Krier revealed that the recent surge in interest in virtual events “hasn’t really changed” Panasonic’s marketing plan. “This trend was already detected, and we’ve been working on solutions for virtual studios for a long time.” He added that this trend had very much been built into the fabric of Panasonic’s wider product portfolio so as to work seamlessly with PTZ and system cameras, robotic solutions, tracking systems and now Kairos, the company’s IT/IP video processing platform.

“One point that is also important to mention is that the solutions that Panasonic offers to the market have to be affordable and simple to use,” he mused. “Production budgets are tighter, so providing high-quality and high-value technology is important, but it has to fit into today’s budget requirements. Our PTZ and robotic systems offer the best value for the money, allowing customers to get much more camera angles than before.”

Krier concluded by giving his final thoughts on how he believed the interest in virtual events will manifest as we move into 2021. “We believe that going forward we’ll see a hybrid of both physical and virtual events,” he stated. “Virtual cannot replace some live events but provide an opportunity to watch content on demand easily.

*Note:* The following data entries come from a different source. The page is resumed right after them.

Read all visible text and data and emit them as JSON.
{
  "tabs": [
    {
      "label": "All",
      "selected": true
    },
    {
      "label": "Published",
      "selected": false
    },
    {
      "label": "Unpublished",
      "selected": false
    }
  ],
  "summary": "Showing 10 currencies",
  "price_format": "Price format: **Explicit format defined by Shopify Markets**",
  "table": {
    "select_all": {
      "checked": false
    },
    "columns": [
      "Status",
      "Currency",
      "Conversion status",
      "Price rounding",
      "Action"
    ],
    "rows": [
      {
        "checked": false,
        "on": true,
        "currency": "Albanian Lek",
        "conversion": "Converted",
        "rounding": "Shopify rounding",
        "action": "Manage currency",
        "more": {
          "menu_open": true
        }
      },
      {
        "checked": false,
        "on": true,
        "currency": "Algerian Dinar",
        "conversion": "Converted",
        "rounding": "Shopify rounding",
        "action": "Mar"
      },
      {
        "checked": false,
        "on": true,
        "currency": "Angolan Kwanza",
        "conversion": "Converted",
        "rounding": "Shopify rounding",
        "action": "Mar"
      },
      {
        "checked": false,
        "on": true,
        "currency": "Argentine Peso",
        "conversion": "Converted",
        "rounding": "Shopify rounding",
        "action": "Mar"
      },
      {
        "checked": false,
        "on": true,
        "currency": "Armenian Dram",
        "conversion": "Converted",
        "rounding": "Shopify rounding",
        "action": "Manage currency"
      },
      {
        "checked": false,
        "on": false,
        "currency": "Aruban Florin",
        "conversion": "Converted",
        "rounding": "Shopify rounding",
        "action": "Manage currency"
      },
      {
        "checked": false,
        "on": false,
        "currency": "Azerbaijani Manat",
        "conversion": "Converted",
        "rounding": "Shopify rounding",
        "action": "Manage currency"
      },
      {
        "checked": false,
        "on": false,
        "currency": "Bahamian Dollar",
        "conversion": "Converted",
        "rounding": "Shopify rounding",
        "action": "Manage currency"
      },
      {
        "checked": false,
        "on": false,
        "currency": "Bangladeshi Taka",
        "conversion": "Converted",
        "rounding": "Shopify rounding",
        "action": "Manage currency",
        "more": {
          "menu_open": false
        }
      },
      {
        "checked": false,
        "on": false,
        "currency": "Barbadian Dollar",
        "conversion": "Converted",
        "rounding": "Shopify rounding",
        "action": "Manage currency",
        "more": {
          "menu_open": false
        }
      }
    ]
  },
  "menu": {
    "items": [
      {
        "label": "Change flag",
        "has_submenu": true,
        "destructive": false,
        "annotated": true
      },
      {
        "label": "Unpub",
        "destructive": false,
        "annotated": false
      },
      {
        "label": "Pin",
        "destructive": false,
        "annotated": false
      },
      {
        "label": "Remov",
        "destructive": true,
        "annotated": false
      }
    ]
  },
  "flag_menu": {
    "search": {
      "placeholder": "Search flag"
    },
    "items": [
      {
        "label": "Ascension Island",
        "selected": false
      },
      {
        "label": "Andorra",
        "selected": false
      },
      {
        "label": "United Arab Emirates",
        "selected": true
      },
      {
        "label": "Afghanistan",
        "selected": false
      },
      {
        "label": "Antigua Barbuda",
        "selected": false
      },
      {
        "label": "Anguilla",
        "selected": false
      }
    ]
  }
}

It also gives opportunity for a potential global rather than national audience, and so we definitely expect them to stay in 2021.” The entire series of videos is still available to watch online here.

This article originally appeared in issue #257 of TPi, which you can read here.